== HOW TO COMPLETE THIS TASK ==
Report back every line below that carries the word "true".

===

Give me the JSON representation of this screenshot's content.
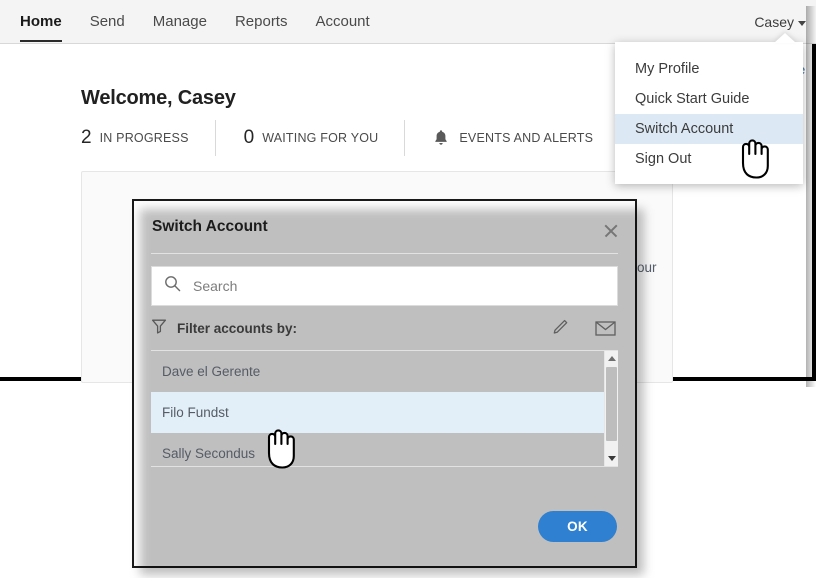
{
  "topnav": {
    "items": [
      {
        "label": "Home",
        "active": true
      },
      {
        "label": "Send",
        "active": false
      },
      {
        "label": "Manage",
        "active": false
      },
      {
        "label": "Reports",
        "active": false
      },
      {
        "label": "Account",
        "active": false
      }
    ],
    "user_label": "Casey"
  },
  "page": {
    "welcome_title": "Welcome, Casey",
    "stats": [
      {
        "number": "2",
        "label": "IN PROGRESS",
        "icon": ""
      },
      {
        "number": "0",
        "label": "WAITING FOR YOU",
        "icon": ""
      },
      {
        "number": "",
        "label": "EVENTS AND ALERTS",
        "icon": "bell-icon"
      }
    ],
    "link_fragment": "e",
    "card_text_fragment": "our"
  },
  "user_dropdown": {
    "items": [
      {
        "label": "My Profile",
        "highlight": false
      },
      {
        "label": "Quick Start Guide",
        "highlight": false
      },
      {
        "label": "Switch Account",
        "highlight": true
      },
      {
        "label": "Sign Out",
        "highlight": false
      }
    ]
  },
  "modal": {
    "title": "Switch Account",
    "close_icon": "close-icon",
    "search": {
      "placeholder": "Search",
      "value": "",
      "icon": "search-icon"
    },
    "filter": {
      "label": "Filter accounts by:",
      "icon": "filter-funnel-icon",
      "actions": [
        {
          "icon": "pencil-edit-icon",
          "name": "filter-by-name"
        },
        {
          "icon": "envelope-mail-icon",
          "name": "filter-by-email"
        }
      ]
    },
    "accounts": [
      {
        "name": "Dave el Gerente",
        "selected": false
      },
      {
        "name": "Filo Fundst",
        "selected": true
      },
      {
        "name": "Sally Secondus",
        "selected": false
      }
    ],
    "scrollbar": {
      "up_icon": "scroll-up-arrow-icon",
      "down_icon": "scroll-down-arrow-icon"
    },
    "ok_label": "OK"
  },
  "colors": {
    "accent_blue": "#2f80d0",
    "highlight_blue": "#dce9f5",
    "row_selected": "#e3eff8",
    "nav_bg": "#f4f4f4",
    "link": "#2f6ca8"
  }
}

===

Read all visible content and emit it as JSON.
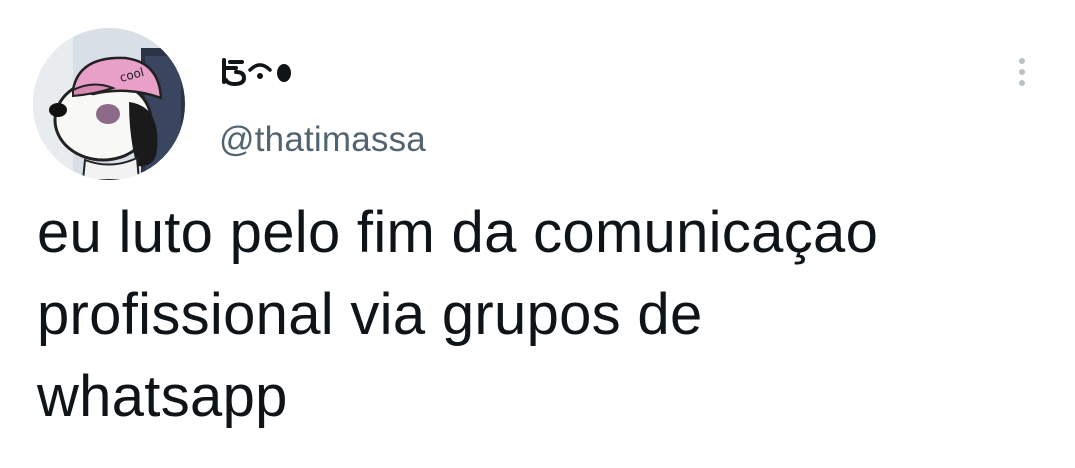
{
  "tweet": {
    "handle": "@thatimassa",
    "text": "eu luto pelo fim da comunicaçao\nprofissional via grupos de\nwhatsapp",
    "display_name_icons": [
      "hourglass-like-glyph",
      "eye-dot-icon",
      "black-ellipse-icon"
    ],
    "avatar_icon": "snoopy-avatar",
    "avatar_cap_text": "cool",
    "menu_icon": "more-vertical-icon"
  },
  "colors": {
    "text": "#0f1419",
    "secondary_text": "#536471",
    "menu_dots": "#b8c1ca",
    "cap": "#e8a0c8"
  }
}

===

== RESULT FOR THIS TASK ==
        "active": true
        "highlight": true
        "selected": true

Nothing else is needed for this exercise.